Page Tools:

Behavioral Epidemiology
Principles and Applications

Author(s): Ray M. Merrill, PhD, MPH, Brigham Young University, Utah
Cara L Frankenfeld, PhD, Assistant Professor, George Mason University, Department of Global and Community Health, Fairfax, Virginia
Michael D. Mink, PhD, MPA, Associate Professor of Public Health, Southern Connecticut State University, New Haven, Connecticut
Nancy Freeborne, DrPH, MPH, PA-C, Assistant Professor, George Mason University, Department of Global and Community Health, Fairfax, Virginia
Details:
  • ISBN-13: 9781449648275
  • Paperback    300 pages      © 2016
Price: $110.95 US List
Add to Cart Request a Review Copy

Behavioral Epidemiology: Principles and Applications is the first of its kind to bring together the disciplines of the social/behavioral sciences and epidemiology. The text reviews how we study health in relation to behaviors, the complexities of such studies, ways to minimize these complexities, and how to use this knowledge to prevent and control disease in human populations.

By combining these disciplines, this book provides a foundation for students and researchers in the methods used to study behavior, drawing upon mutually successful methods, and discussing what to do when these disciplines overlap or interact. This text is ideal for master’s level or early doctoral graduate students in the behavioral sciences, epidemiology, or public health, as well as researchers from other fields interested in an introduction to population-based research of behavior and health.

Preface  
Acknowledgments  
  Chapter  1  Introduction
  Chapter  2  Behavioral Sciences Research
  Chapter  3  Health Behavior and Theory
  Chapter  4  Determinants of Behavior
  Chapter  5  Behavioral Epidemiologic Research
  Chapter  6  Frequency Measures in Epidemiology
  Chapter  7  Sources and Uses of Available Population-Based Behavior Data
  Chapter  8  Data Collection, Misclassification and Missing Data
  Chapter  9  Statistical Application to Behavior Data
  Chapter  10  Epidemiological Input for Selecting Behavioral Intervention Targets
Application Section  
  Case  Study I  Cigarette Smoking and Lung Cancer
  Case  Study II  Oral Contraceptive Use and Ovarian Cancer
  Case  Study III  Identifying Biomarkers that Predict Diabetes and Hypertension
  Case  Study IV  Physical and Mental Health Predictors of Exercise/Physical Activity

Ray M. Merrill, PhD, MPH-Brigham Young University, Utah

Ray M. Merrill, Ph.D., M.P.H. has been actively involved in epidemiology since his professional career began in 1995. As a Cancer Prevention Fellow at the National Cancer Institute, he worked with leading researchers in the area of cancer epidemiology.

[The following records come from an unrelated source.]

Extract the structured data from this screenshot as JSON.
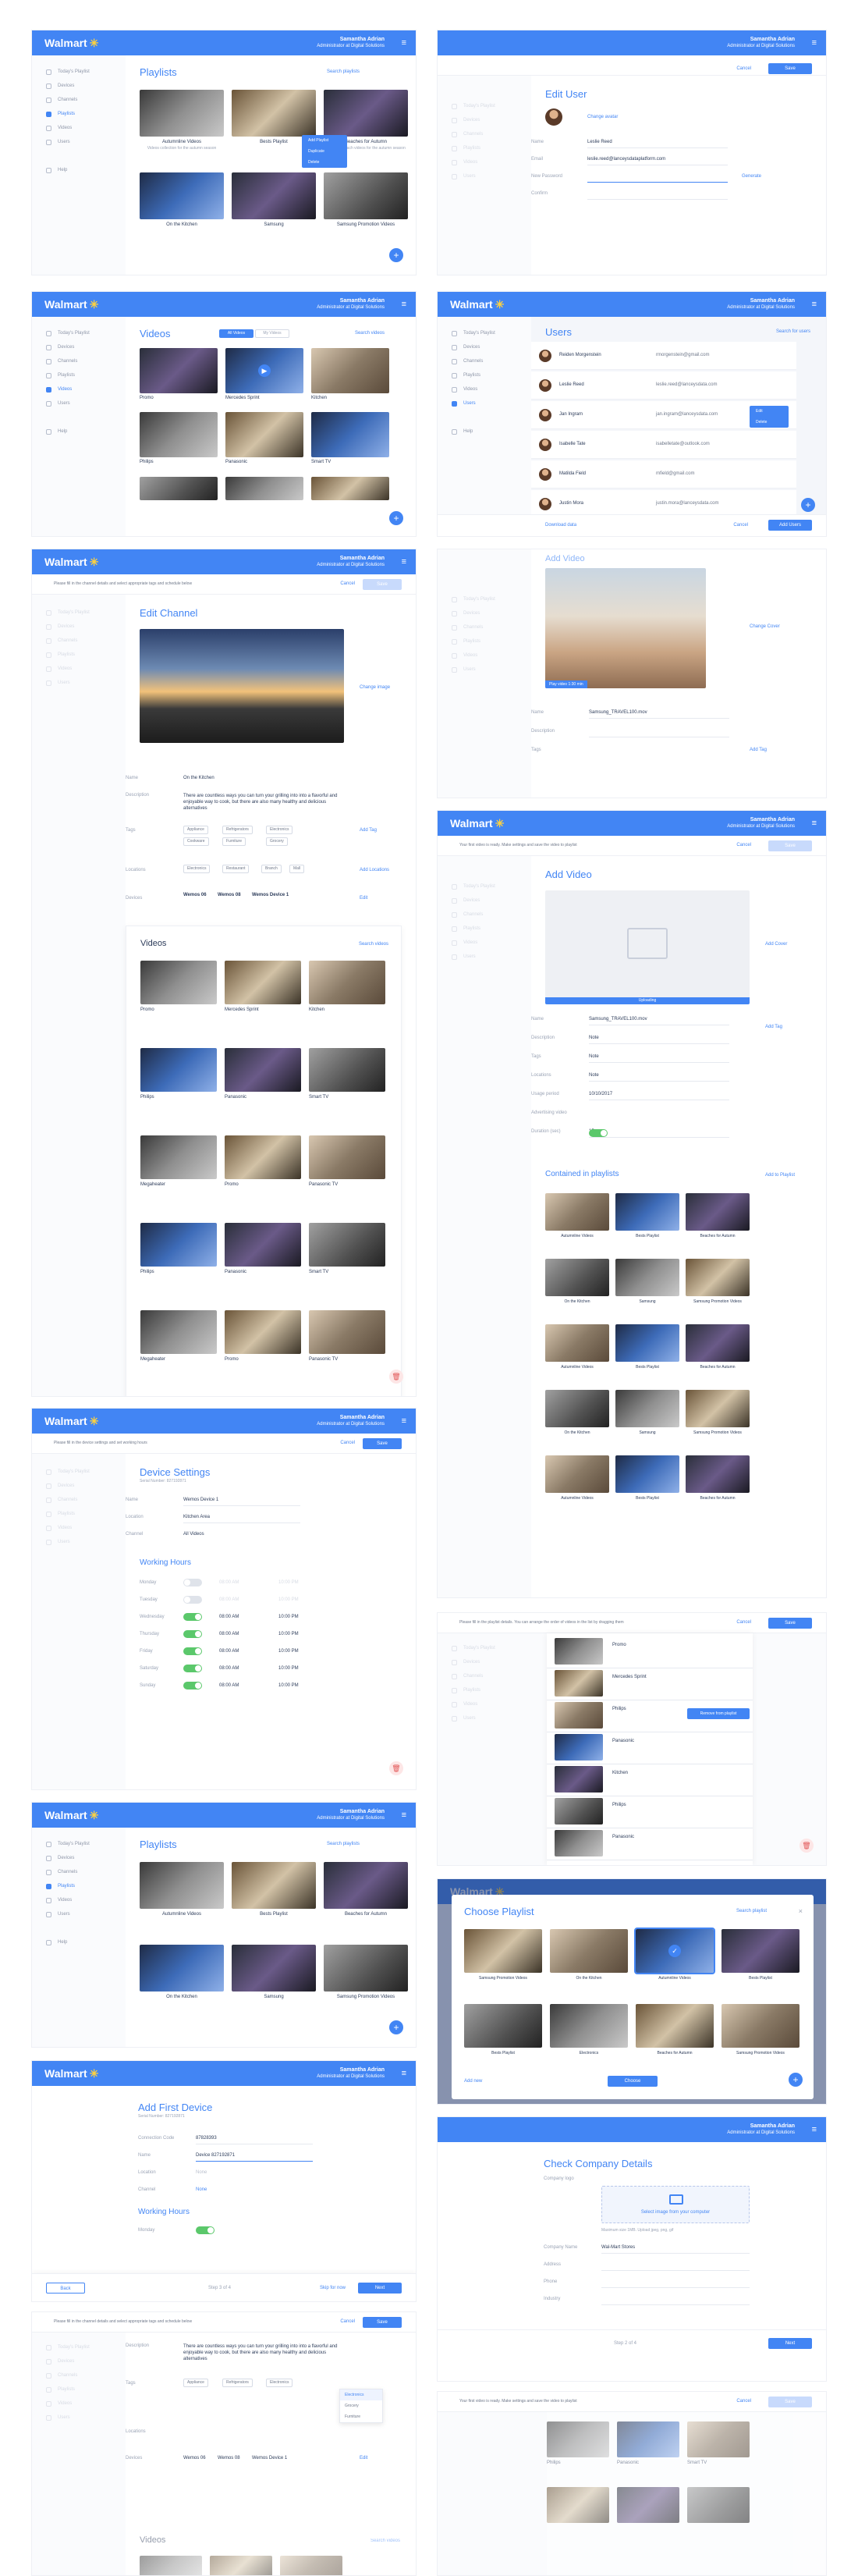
{
  "brand": {
    "name": "Walmart",
    "spark": "✳"
  },
  "user": {
    "name": "Samantha Adrian",
    "role": "Administrator at Digital Solutions"
  },
  "sidebar": {
    "items": [
      "Today's Playlist",
      "Devices",
      "Channels",
      "Playlists",
      "Videos",
      "Users",
      "Help"
    ]
  },
  "playlists": {
    "title": "Playlists",
    "search": "Search playlists",
    "items": [
      {
        "name": "Autumnline Videos",
        "desc": "Videos collection for the autumn season"
      },
      {
        "name": "Bests Playlist",
        "desc": "Best videos of the week"
      },
      {
        "name": "Beaches for Autumn",
        "desc": "Beautiful beach videos for the autumn season"
      },
      {
        "name": "On the Kitchen",
        "desc": "Videos curated for the kitchen department"
      },
      {
        "name": "Samsung",
        "desc": "Samsung product videos"
      },
      {
        "name": "Samsung Promotion Videos",
        "desc": "Samsung product promotions"
      }
    ],
    "menu": [
      "Add Playlist",
      "Duplicate",
      "Delete"
    ]
  },
  "edit_user": {
    "title": "Edit User",
    "change_avatar": "Change avatar",
    "cancel": "Cancel",
    "save": "Save",
    "fields": [
      {
        "label": "Name",
        "value": "Leslie Reed"
      },
      {
        "label": "Email",
        "value": "leslie.reed@lanceysdataplatform.com"
      },
      {
        "label": "New Password",
        "value": ""
      },
      {
        "label": "Confirm",
        "value": ""
      }
    ],
    "generate": "Generate"
  },
  "videos": {
    "title": "Videos",
    "tabs": [
      "All Videos",
      "My Videos"
    ],
    "search": "Search videos",
    "badge": "Play video 1:30 min",
    "items": [
      {
        "name": "Promo",
        "desc": "No description"
      },
      {
        "name": "Mercedes Sprint",
        "desc": "No description"
      },
      {
        "name": "Kitchen",
        "desc": "Videos of kitchen"
      },
      {
        "name": "Philips",
        "desc": "Philips products"
      },
      {
        "name": "Panasonic",
        "desc": "No description"
      },
      {
        "name": "Smart TV",
        "desc": "No description"
      }
    ]
  },
  "users": {
    "title": "Users",
    "search": "Search for users",
    "items": [
      {
        "name": "Reiden Morgenstein",
        "email": "rmorgenstein@gmail.com"
      },
      {
        "name": "Leslie Reed",
        "email": "leslie.reed@lanceysdata.com"
      },
      {
        "name": "Jan Ingram",
        "email": "jan.ingram@lanceysdata.com"
      },
      {
        "name": "Isabelle Tate",
        "email": "isabelletate@outlook.com"
      },
      {
        "name": "Matilda Field",
        "email": "mfield@gmail.com"
      },
      {
        "name": "Justin Mora",
        "email": "justin.mora@lanceysdata.com"
      }
    ],
    "menu": [
      "Edit",
      "Delete"
    ],
    "download": "Download data",
    "cancel": "Cancel",
    "add": "Add Users"
  },
  "edit_channel": {
    "notice": "Please fill in the channel details and select appropriate tags and schedule below",
    "cancel": "Cancel",
    "save": "Save",
    "title": "Edit Channel",
    "change_image": "Change image",
    "name_label": "Name",
    "name_value": "On the Kitchen",
    "desc_label": "Description",
    "desc_value": "There are countless ways you can turn your grilling into into a flavorful and enjoyable way to cook, but there are also many healthy and delicious alternatives",
    "tags_label": "Tags",
    "tags": [
      "Appliance",
      "Refrigerators",
      "Electronics",
      "Cookware",
      "Furniture",
      "Grocery"
    ],
    "add_tag": "Add Tag",
    "locations_label": "Locations",
    "locations": [
      "Electronics",
      "Restaurant",
      "Branch",
      "Mall"
    ],
    "add_locations": "Add Locations",
    "devices_label": "Devices",
    "devices": [
      "Wemos 06",
      "Wemos 08",
      "Wemos Device 1"
    ],
    "edit": "Edit",
    "videos_title": "Videos",
    "videos_search": "Search videos",
    "video_items": [
      "Promo",
      "Mercedes Sprint",
      "Kitchen",
      "Philips",
      "Panasonic",
      "Smart TV",
      "Megaheater",
      "Promo",
      "Panasonic TV",
      "Philips",
      "Panasonic",
      "Smart TV",
      "Megaheater",
      "Promo",
      "Panasonic TV"
    ]
  },
  "add_video": {
    "title": "Add Video",
    "change_cover": "Change Cover",
    "badge": "Play video 1:30 min",
    "fields": [
      {
        "label": "Name",
        "value": "Samsung_TRAVEL100.mov"
      },
      {
        "label": "Description",
        "value": ""
      },
      {
        "label": "Tags",
        "value": ""
      }
    ],
    "add_tag": "Add Tag"
  },
  "add_video2": {
    "notice": "Your first video is ready. Make settings and save the video to playlist",
    "cancel": "Cancel",
    "save": "Save",
    "title": "Add Video",
    "upload": "Add Cover",
    "uploading": "Uploading",
    "fields": [
      {
        "label": "Name",
        "value": "Samsung_TRAVEL100.mov"
      },
      {
        "label": "Description",
        "value": "Note"
      },
      {
        "label": "Tags",
        "value": "Note"
      },
      {
        "label": "Locations",
        "value": "Note"
      },
      {
        "label": "Usage period",
        "value": "10/10/2017"
      },
      {
        "label": "Advertising video",
        "value": ""
      },
      {
        "label": "Duration (sec)",
        "value": "15"
      }
    ],
    "contained": "Contained in playlists",
    "add_playlist": "Add to Playlist"
  },
  "device_settings": {
    "notice": "Please fill in the device settings and set working hours",
    "cancel": "Cancel",
    "save": "Save",
    "title": "Device Settings",
    "serial": "Serial Number: 827192871",
    "fields": [
      {
        "label": "Name",
        "value": "Wemos Device 1"
      },
      {
        "label": "Location",
        "value": "Kitchen Area"
      },
      {
        "label": "Channel",
        "value": "All Videos"
      }
    ],
    "hours_title": "Working Hours",
    "days": [
      "Monday",
      "Tuesday",
      "Wednesday",
      "Thursday",
      "Friday",
      "Saturday",
      "Sunday"
    ],
    "day_on": [
      false,
      false,
      true,
      true,
      true,
      true,
      true
    ],
    "from": "08:00 AM",
    "to": "10:00 PM"
  },
  "reorder": {
    "notice": "Please fill in the playlist details. You can arrange the order of videos in the list by dragging them",
    "cancel": "Cancel",
    "save": "Save",
    "items": [
      "Promo",
      "Mercedes Sprint",
      "Philips",
      "Panasonic",
      "Kitchen",
      "Philips",
      "Panasonic"
    ],
    "remove": "Remove from playlist"
  },
  "choose_playlist": {
    "title": "Choose Playlist",
    "search": "Search playlist",
    "items": [
      "Samsung Promotion Videos",
      "On the Kitchen",
      "Autumnline Videos",
      "Bests Playlist",
      "Bests Playlist",
      "Electronics",
      "Beaches for Autumn",
      "Samsung Promotion Videos"
    ],
    "add_new": "Add new",
    "choose": "Choose"
  },
  "add_first_device": {
    "title": "Add First Device",
    "serial": "Serial Number: 827192871",
    "fields": [
      {
        "label": "Connection Code",
        "value": "87828393"
      },
      {
        "label": "Name",
        "value": "Device 827192871"
      },
      {
        "label": "Location",
        "value": "None"
      },
      {
        "label": "Channel",
        "value": "None"
      }
    ],
    "hours_title": "Working Hours",
    "day": "Monday",
    "back": "Back",
    "step": "Step 3 of 4",
    "skip": "Skip for now",
    "next": "Next"
  },
  "company": {
    "title": "Check Company Details",
    "logo_label": "Company logo",
    "upload": "Select image from your computer",
    "hint": "Maximum size 1MB. Upload jpeg, png, gif",
    "fields": [
      "Company Name",
      "Address",
      "Phone",
      "Industry"
    ],
    "company_value": "Wal-Mart Stores",
    "step": "Step 2 of 4",
    "next": "Next"
  },
  "tags_dropdown": {
    "notice": "Please fill in the channel details and select appropriate tags and schedule below",
    "cancel": "Cancel",
    "save": "Save",
    "options": [
      "Electronics",
      "Grocery",
      "Furniture"
    ],
    "videos_title": "Videos",
    "videos_search": "Search videos"
  }
}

In 1998 he joined the faculty in the Department of Health Science at Brigham Young University, Provo, Utah, where he continued his research in epidemiology. Since 1999 he has also held an adjunct faculty position in the Department of Family and Preventive Medicine at the University of Utah. In 2001, he spent a sabbatical working in the Unit of Epidemiology for Cancer Prevention at the International Agency for Research on Cancer Administration, Lyon, France. He has won various awards for his research in cancer epidemiology.

Dr. Merrill currently teaches introductory and advanced level classes in epidemiology and biostatistics. He has over 100 professional publications in epidemiology and public health journals. He is currently a full professor of epidemiology and biostatistics at Brigham Young University.

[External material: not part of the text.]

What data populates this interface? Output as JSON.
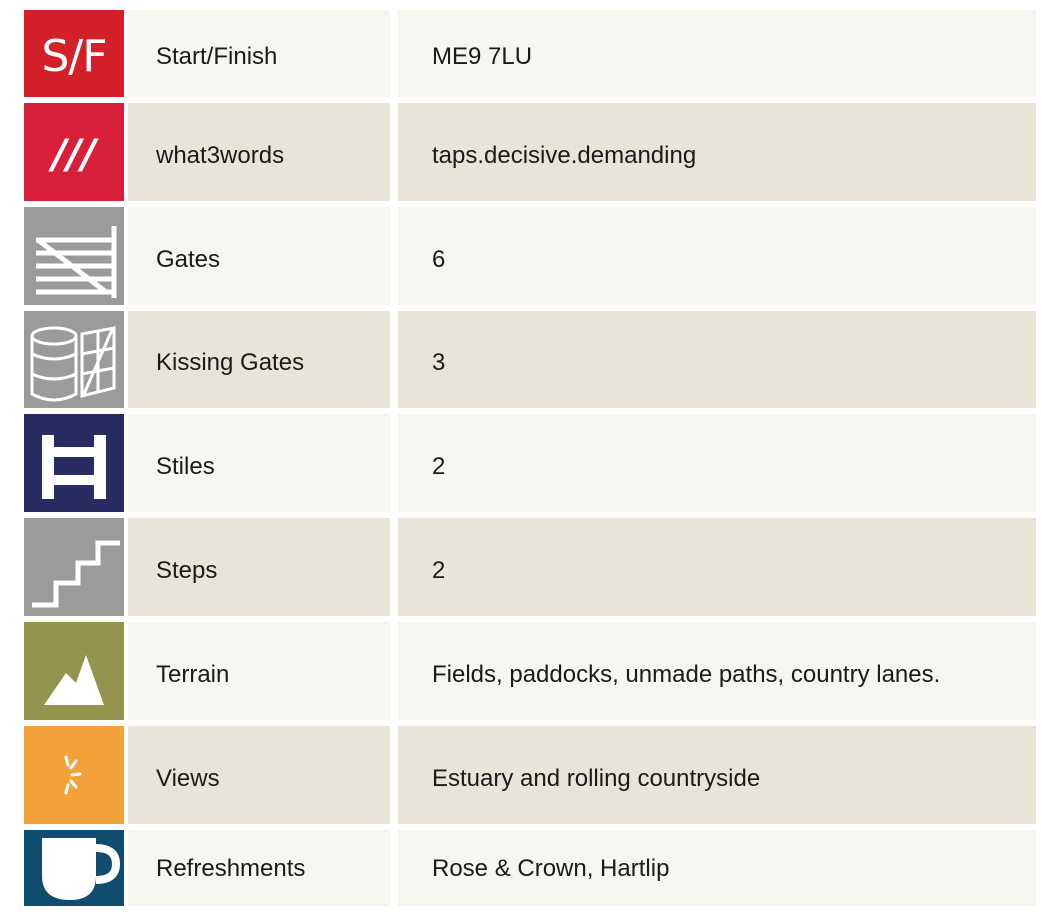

Additional Titles by this Author

Cara L Frankenfeld, PhD-Assistant Professor, George Mason University, Department of Global and Community Health, Fairfax, Virginia

Michael D. Mink, PhD, MPA-Associate Professor of Public Health, Southern Connecticut State University, New Haven, Connecticut

Nancy Freeborne, DrPH, MPH, PA-C-Assistant Professor, George Mason University, Department of Global and Community Health, Fairfax, Virginia

  •  

    “…excellent coverage of the primary premise in clinical/(health) psychology that health conditions are largely behavior-associated, or a result of poor lifestyle choices. Good health  is the result of careful planning and implementation of beneficial behaviors/practices.”

    ~Dr. Lisa Schneiter, Jefferson Community College

The following instructor resources are available to qualified instructors for download

ISBN-13: 9781449648275

Instructor Manual
Slides in PowerPoint Format
Test Bank